▶ _EXERCISE PROMPT_
From the first line to the last, retype the records exactly without their images.

▶ _DATASET EXTRACT_
+ + + + +

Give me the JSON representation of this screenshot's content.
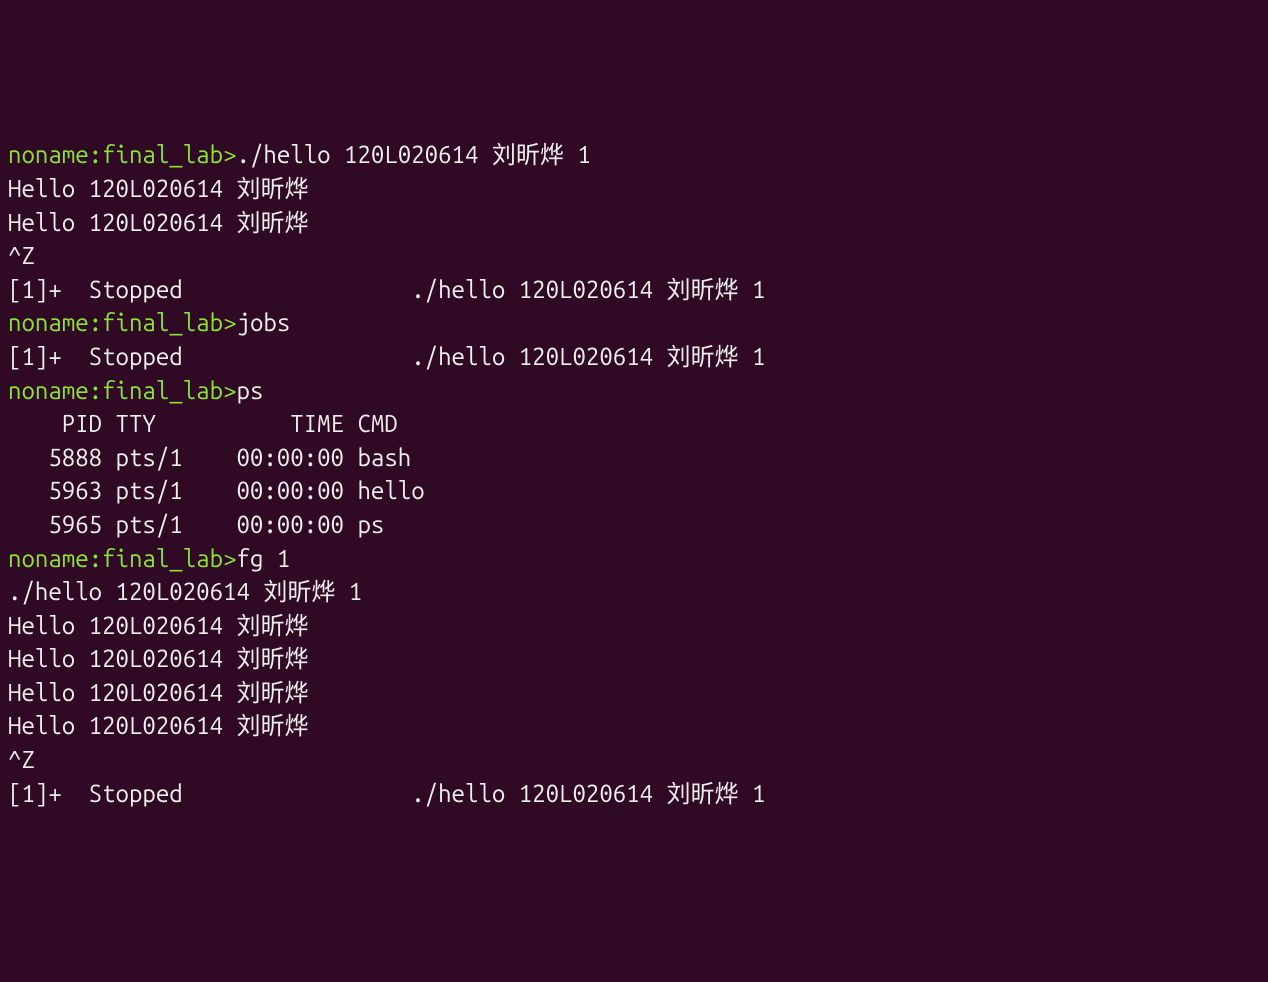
{
  "prompt": {
    "user": "noname",
    "path": "final_lab",
    "sep": ":",
    "end": ">"
  },
  "lines": [
    {
      "type": "cmd",
      "command": "./hello 120L020614 刘昕烨 1"
    },
    {
      "type": "out",
      "text": "Hello 120L020614 刘昕烨"
    },
    {
      "type": "out",
      "text": "Hello 120L020614 刘昕烨"
    },
    {
      "type": "out",
      "text": "^Z"
    },
    {
      "type": "out",
      "text": "[1]+  Stopped                 ./hello 120L020614 刘昕烨 1"
    },
    {
      "type": "cmd",
      "command": "jobs"
    },
    {
      "type": "out",
      "text": "[1]+  Stopped                 ./hello 120L020614 刘昕烨 1"
    },
    {
      "type": "cmd",
      "command": "ps"
    },
    {
      "type": "out",
      "text": "    PID TTY          TIME CMD"
    },
    {
      "type": "out",
      "text": "   5888 pts/1    00:00:00 bash"
    },
    {
      "type": "out",
      "text": "   5963 pts/1    00:00:00 hello"
    },
    {
      "type": "out",
      "text": "   5965 pts/1    00:00:00 ps"
    },
    {
      "type": "cmd",
      "command": "fg 1"
    },
    {
      "type": "out",
      "text": "./hello 120L020614 刘昕烨 1"
    },
    {
      "type": "out",
      "text": "Hello 120L020614 刘昕烨"
    },
    {
      "type": "out",
      "text": "Hello 120L020614 刘昕烨"
    },
    {
      "type": "out",
      "text": "Hello 120L020614 刘昕烨"
    },
    {
      "type": "out",
      "text": "Hello 120L020614 刘昕烨"
    },
    {
      "type": "out",
      "text": "^Z"
    },
    {
      "type": "out",
      "text": "[1]+  Stopped                 ./hello 120L020614 刘昕烨 1"
    }
  ]
}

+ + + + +

▶ _ANSWER_
Give me the JSON representation of this screenshot's content.
{
  "prompt": {
    "user": "noname",
    "path": "final_lab",
    "sep": ":",
    "end": ">"
  },
  "lines": [
    {
      "type": "cmd",
      "command": "./hello 120L020614 刘昕烨 1"
    },
    {
      "type": "out",
      "text": "Hello 120L020614 刘昕烨"
    },
    {
      "type": "out",
      "text": "Hello 120L020614 刘昕烨"
    },
    {
      "type": "out",
      "text": "^Z"
    },
    {
      "type": "out",
      "text": "[1]+  Stopped                 ./hello 120L020614 刘昕烨 1"
    },
    {
      "type": "cmd",
      "command": "jobs"
    },
    {
      "type": "out",
      "text": "[1]+  Stopped                 ./hello 120L020614 刘昕烨 1"
    },
    {
      "type": "cmd",
      "command": "ps"
    },
    {
      "type": "out",
      "text": "    PID TTY          TIME CMD"
    },
    {
      "type": "out",
      "text": "   5888 pts/1    00:00:00 bash"
    },
    {
      "type": "out",
      "text": "   5963 pts/1    00:00:00 hello"
    },
    {
      "type": "out",
      "text": "   5965 pts/1    00:00:00 ps"
    },
    {
      "type": "cmd",
      "command": "fg 1"
    },
    {
      "type": "out",
      "text": "./hello 120L020614 刘昕烨 1"
    },
    {
      "type": "out",
      "text": "Hello 120L020614 刘昕烨"
    },
    {
      "type": "out",
      "text": "Hello 120L020614 刘昕烨"
    },
    {
      "type": "out",
      "text": "Hello 120L020614 刘昕烨"
    },
    {
      "type": "out",
      "text": "Hello 120L020614 刘昕烨"
    },
    {
      "type": "out",
      "text": "^Z"
    },
    {
      "type": "out",
      "text": "[1]+  Stopped                 ./hello 120L020614 刘昕烨 1"
    }
  ]
}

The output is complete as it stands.